Reproduce the entries beneath exactly, without their images.

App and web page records
============

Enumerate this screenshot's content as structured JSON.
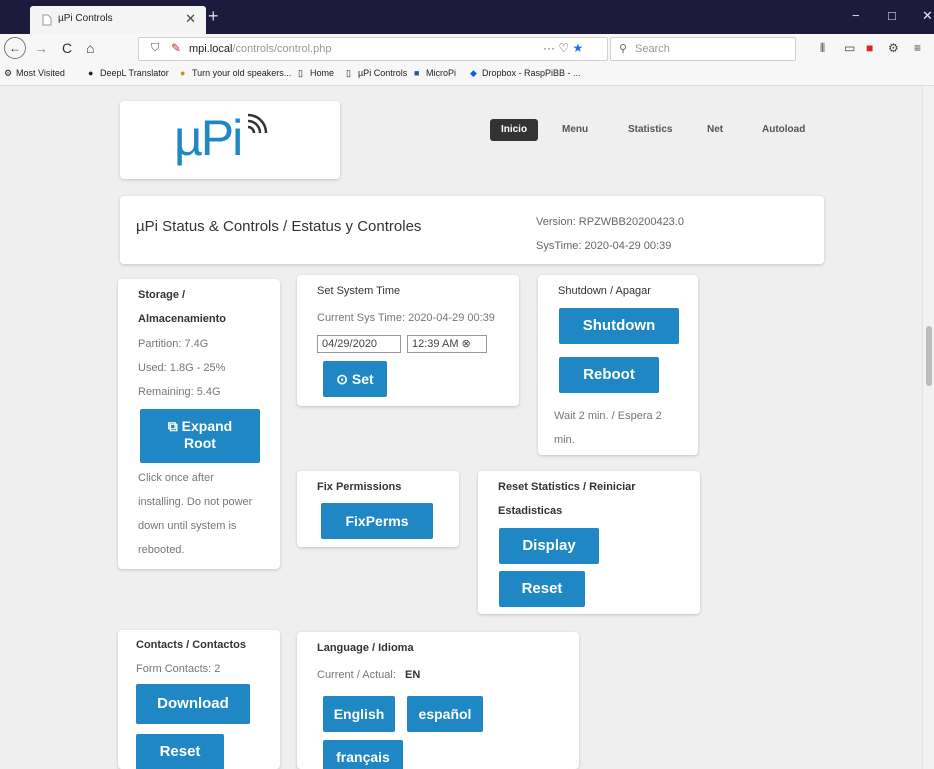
{
  "browser": {
    "tab_title": "µPi Controls",
    "tab_close": "✕",
    "new_tab": "+",
    "window_controls": {
      "minimize": "−",
      "maximize": "□",
      "close": "✕"
    },
    "nav": {
      "back": "←",
      "forward": "→",
      "reload": "C",
      "home": "⌂"
    },
    "url_host": "mpi.local",
    "url_path": "/controls/control.php",
    "url_actions": "···",
    "search_placeholder": "Search",
    "bookmarks": [
      {
        "icon": "gear-icon",
        "label": "Most Visited"
      },
      {
        "icon": "deepl-icon",
        "label": "DeepL Translator"
      },
      {
        "icon": "speaker-icon",
        "label": "Turn your old speakers..."
      },
      {
        "icon": "page-icon",
        "label": "Home"
      },
      {
        "icon": "page-icon",
        "label": "µPi Controls"
      },
      {
        "icon": "microsoft-icon",
        "label": "MicroPi"
      },
      {
        "icon": "dropbox-icon",
        "label": "Dropbox - RaspPiBB - ..."
      }
    ]
  },
  "logo": {
    "text": "µPi"
  },
  "mainnav": {
    "inicio": "Inicio",
    "menu": "Menu",
    "statistics": "Statistics",
    "net": "Net",
    "autoload": "Autoload"
  },
  "status": {
    "title": "µPi Status & Controls / Estatus y Controles",
    "version": "Version: RPZWBB20200423.0",
    "systime": "SysTime: 2020-04-29 00:39"
  },
  "storage": {
    "title_line1": "Storage /",
    "title_line2": "Almacenamiento",
    "partition": "Partition: 7.4G",
    "used": "Used: 1.8G - 25%",
    "remaining": "Remaining: 5.4G",
    "expand_line1": "Expand",
    "expand_line2": "Root",
    "note_lines": [
      "Click once after",
      "installing. Do not power",
      "down until system is",
      "rebooted."
    ]
  },
  "settime": {
    "title": "Set System Time",
    "current": "Current Sys Time: 2020-04-29 00:39",
    "date_value": "04/29/2020",
    "time_value": "12:39  AM",
    "set_label": "Set"
  },
  "shutdown": {
    "title": "Shutdown / Apagar",
    "shutdown_label": "Shutdown",
    "reboot_label": "Reboot",
    "wait_line1": "Wait 2 min. / Espera 2",
    "wait_line2": "min."
  },
  "fixperms": {
    "title": "Fix Permissions",
    "button_label": "FixPerms"
  },
  "resetstats": {
    "title_line1": "Reset Statistics / Reiniciar",
    "title_line2": "Estadisticas",
    "display_label": "Display",
    "reset_label": "Reset"
  },
  "contacts": {
    "title": "Contacts / Contactos",
    "form_contacts": "Form Contacts: 2",
    "download_label": "Download",
    "reset_label": "Reset"
  },
  "language": {
    "title": "Language / Idioma",
    "current_label": "Current / Actual:",
    "current_value": "EN",
    "english": "English",
    "espanol": "español",
    "francais": "français"
  }
}
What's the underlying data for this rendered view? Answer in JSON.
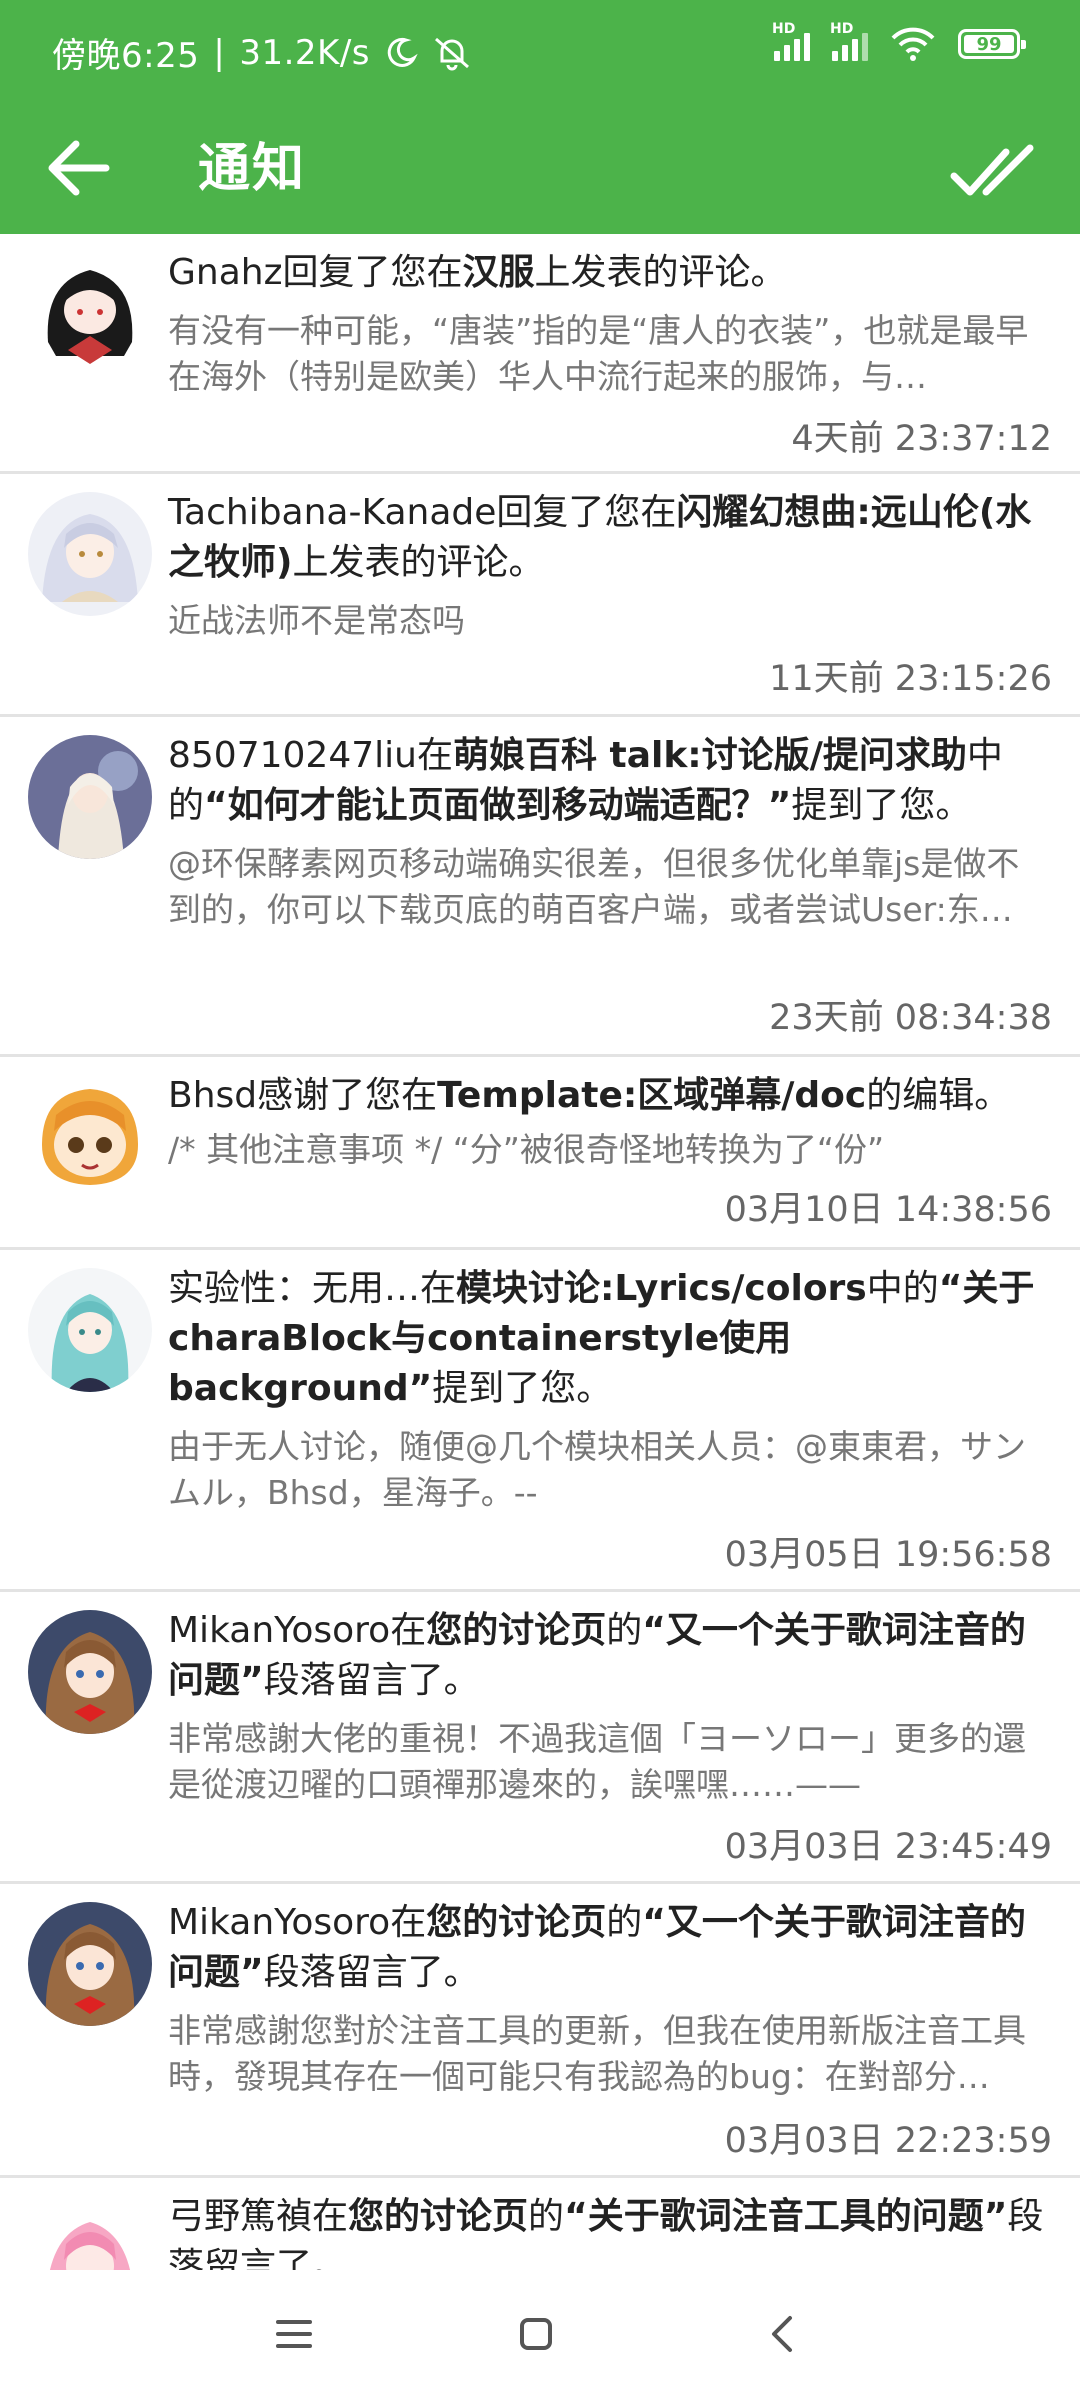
{
  "status": {
    "time": "傍晚6:25",
    "speed": "31.2K/s",
    "battery": "99",
    "hd1": "HD",
    "hd2": "HD"
  },
  "appbar": {
    "title": "通知"
  },
  "notifications": [
    {
      "actor": "Gnahz",
      "pre": "回复了您在",
      "target": "汉服",
      "post": "上发表的评论。",
      "excerpt": "有没有一种可能，“唐装”指的是“唐人的衣装”，也就是最早在海外（特别是欧美）华人中流行起来的服饰，与…",
      "time": "4天前 23:37:12"
    },
    {
      "actor": "Tachibana-Kanade",
      "pre": "回复了您在",
      "target": "闪耀幻想曲:远山伦(水之牧师)",
      "post": "上发表的评论。",
      "excerpt": "近战法师不是常态吗",
      "time": "11天前 23:15:26"
    },
    {
      "actor": "850710247liu",
      "pre": "在",
      "target": "萌娘百科 talk:讨论版/提问求助",
      "post": "中的",
      "quote": "“如何才能让页面做到移动端适配？”",
      "post2": "提到了您。",
      "excerpt": "@环保酵素网页移动端确实很差，但很多优化单靠js是做不到的，你可以下载页底的萌百客户端，或者尝试User:东…",
      "time": "23天前 08:34:38"
    },
    {
      "actor": "Bhsd",
      "pre": "感谢了您在",
      "target": "Template:区域弹幕/doc",
      "post": "的编辑。",
      "excerpt": "/* 其他注意事项 */ “分”被很奇怪地转换为了“份”",
      "time": "03月10日 14:38:56"
    },
    {
      "actor": "实验性：无用…",
      "pre": "在",
      "target": "模块讨论:Lyrics/colors",
      "post": "中的",
      "quote": "“关于charaBlock与containerstyle使用background”",
      "post2": "提到了您。",
      "excerpt": "由于无人讨论，随便@几个模块相关人员：@東東君，サンムル，Bhsd，星海子。--",
      "time": "03月05日 19:56:58"
    },
    {
      "actor": "MikanYosoro",
      "pre": "在",
      "target": "您的讨论页",
      "post": "的",
      "quote": "“又一个关于歌词注音的问题”",
      "post2": "段落留言了。",
      "excerpt": "非常感謝大佬的重視！不過我這個「ヨーソロー」更多的還是從渡辺曜的口頭禪那邊來的，誒嘿嘿……——",
      "time": "03月03日 23:45:49"
    },
    {
      "actor": "MikanYosoro",
      "pre": "在",
      "target": "您的讨论页",
      "post": "的",
      "quote": "“又一个关于歌词注音的问题”",
      "post2": "段落留言了。",
      "excerpt": "非常感謝您對於注音工具的更新，但我在使用新版注音工具時，發現其存在一個可能只有我認為的bug：在對部分…",
      "time": "03月03日 22:23:59"
    },
    {
      "actor": "弓野篤禎",
      "pre": "在",
      "target": "您的讨论页",
      "post": "的",
      "quote": "“关于歌词注音工具的问题”",
      "post2": "段落留言了。",
      "excerpt": "",
      "time": ""
    }
  ],
  "colors": {
    "primary": "#4cb34a",
    "divider": "#e3e3e3"
  },
  "icons": {
    "back": "back-arrow-icon",
    "mark_all_read": "double-check-icon",
    "nav_menu": "menu-icon",
    "nav_home": "home-icon",
    "nav_back": "back-icon"
  }
}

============

REPLY TO THE TASK:
Enumerate this screenshot's content as structured JSON.
{
  "browser": {
    "tab_title": "µPi Controls",
    "tab_close": "✕",
    "new_tab": "+",
    "window_controls": {
      "minimize": "−",
      "maximize": "□",
      "close": "✕"
    },
    "nav": {
      "back": "←",
      "forward": "→",
      "reload": "C",
      "home": "⌂"
    },
    "url_host": "mpi.local",
    "url_path": "/controls/control.php",
    "url_actions": "···",
    "search_placeholder": "Search",
    "bookmarks": [
      {
        "icon": "gear-icon",
        "label": "Most Visited"
      },
      {
        "icon": "deepl-icon",
        "label": "DeepL Translator"
      },
      {
        "icon": "speaker-icon",
        "label": "Turn your old speakers..."
      },
      {
        "icon": "page-icon",
        "label": "Home"
      },
      {
        "icon": "page-icon",
        "label": "µPi Controls"
      },
      {
        "icon": "microsoft-icon",
        "label": "MicroPi"
      },
      {
        "icon": "dropbox-icon",
        "label": "Dropbox - RaspPiBB - ..."
      }
    ]
  },
  "logo": {
    "text": "µPi"
  },
  "mainnav": {
    "inicio": "Inicio",
    "menu": "Menu",
    "statistics": "Statistics",
    "net": "Net",
    "autoload": "Autoload"
  },
  "status": {
    "title": "µPi Status & Controls / Estatus y Controles",
    "version": "Version: RPZWBB20200423.0",
    "systime": "SysTime: 2020-04-29 00:39"
  },
  "storage": {
    "title_line1": "Storage /",
    "title_line2": "Almacenamiento",
    "partition": "Partition: 7.4G",
    "used": "Used: 1.8G - 25%",
    "remaining": "Remaining: 5.4G",
    "expand_line1": "Expand",
    "expand_line2": "Root",
    "note_lines": [
      "Click once after",
      "installing. Do not power",
      "down until system is",
      "rebooted."
    ]
  },
  "settime": {
    "title": "Set System Time",
    "current": "Current Sys Time: 2020-04-29 00:39",
    "date_value": "04/29/2020",
    "time_value": "12:39  AM",
    "set_label": "Set"
  },
  "shutdown": {
    "title": "Shutdown / Apagar",
    "shutdown_label": "Shutdown",
    "reboot_label": "Reboot",
    "wait_line1": "Wait 2 min. / Espera 2",
    "wait_line2": "min."
  },
  "fixperms": {
    "title": "Fix Permissions",
    "button_label": "FixPerms"
  },
  "resetstats": {
    "title_line1": "Reset Statistics / Reiniciar",
    "title_line2": "Estadisticas",
    "display_label": "Display",
    "reset_label": "Reset"
  },
  "contacts": {
    "title": "Contacts / Contactos",
    "form_contacts": "Form Contacts: 2",
    "download_label": "Download",
    "reset_label": "Reset"
  },
  "language": {
    "title": "Language / Idioma",
    "current_label": "Current / Actual:",
    "current_value": "EN",
    "english": "English",
    "espanol": "español",
    "francais": "français"
  }
}
What's the underlying data for this rendered view? Answer in JSON.
{
  "status": {
    "time": "傍晚6:25",
    "speed": "31.2K/s",
    "battery": "99",
    "hd1": "HD",
    "hd2": "HD"
  },
  "appbar": {
    "title": "通知"
  },
  "notifications": [
    {
      "actor": "Gnahz",
      "pre": "回复了您在",
      "target": "汉服",
      "post": "上发表的评论。",
      "excerpt": "有没有一种可能，“唐装”指的是“唐人的衣装”，也就是最早在海外（特别是欧美）华人中流行起来的服饰，与…",
      "time": "4天前 23:37:12"
    },
    {
      "actor": "Tachibana-Kanade",
      "pre": "回复了您在",
      "target": "闪耀幻想曲:远山伦(水之牧师)",
      "post": "上发表的评论。",
      "excerpt": "近战法师不是常态吗",
      "time": "11天前 23:15:26"
    },
    {
      "actor": "850710247liu",
      "pre": "在",
      "target": "萌娘百科 talk:讨论版/提问求助",
      "post": "中的",
      "quote": "“如何才能让页面做到移动端适配？”",
      "post2": "提到了您。",
      "excerpt": "@环保酵素网页移动端确实很差，但很多优化单靠js是做不到的，你可以下载页底的萌百客户端，或者尝试User:东…",
      "time": "23天前 08:34:38"
    },
    {
      "actor": "Bhsd",
      "pre": "感谢了您在",
      "target": "Template:区域弹幕/doc",
      "post": "的编辑。",
      "excerpt": "/* 其他注意事项 */ “分”被很奇怪地转换为了“份”",
      "time": "03月10日 14:38:56"
    },
    {
      "actor": "实验性：无用…",
      "pre": "在",
      "target": "模块讨论:Lyrics/colors",
      "post": "中的",
      "quote": "“关于charaBlock与containerstyle使用background”",
      "post2": "提到了您。",
      "excerpt": "由于无人讨论，随便@几个模块相关人员：@東東君，サンムル，Bhsd，星海子。--",
      "time": "03月05日 19:56:58"
    },
    {
      "actor": "MikanYosoro",
      "pre": "在",
      "target": "您的讨论页",
      "post": "的",
      "quote": "“又一个关于歌词注音的问题”",
      "post2": "段落留言了。",
      "excerpt": "非常感謝大佬的重視！不過我這個「ヨーソロー」更多的還是從渡辺曜的口頭禪那邊來的，誒嘿嘿……——",
      "time": "03月03日 23:45:49"
    },
    {
      "actor": "MikanYosoro",
      "pre": "在",
      "target": "您的讨论页",
      "post": "的",
      "quote": "“又一个关于歌词注音的问题”",
      "post2": "段落留言了。",
      "excerpt": "非常感謝您對於注音工具的更新，但我在使用新版注音工具時，發現其存在一個可能只有我認為的bug：在對部分…",
      "time": "03月03日 22:23:59"
    },
    {
      "actor": "弓野篤禎",
      "pre": "在",
      "target": "您的讨论页",
      "post": "的",
      "quote": "“关于歌词注音工具的问题”",
      "post2": "段落留言了。",
      "excerpt": "",
      "time": ""
    }
  ],
  "colors": {
    "primary": "#4cb34a",
    "divider": "#e3e3e3"
  },
  "icons": {
    "back": "back-arrow-icon",
    "mark_all_read": "double-check-icon",
    "nav_menu": "menu-icon",
    "nav_home": "home-icon",
    "nav_back": "back-icon"
  }
}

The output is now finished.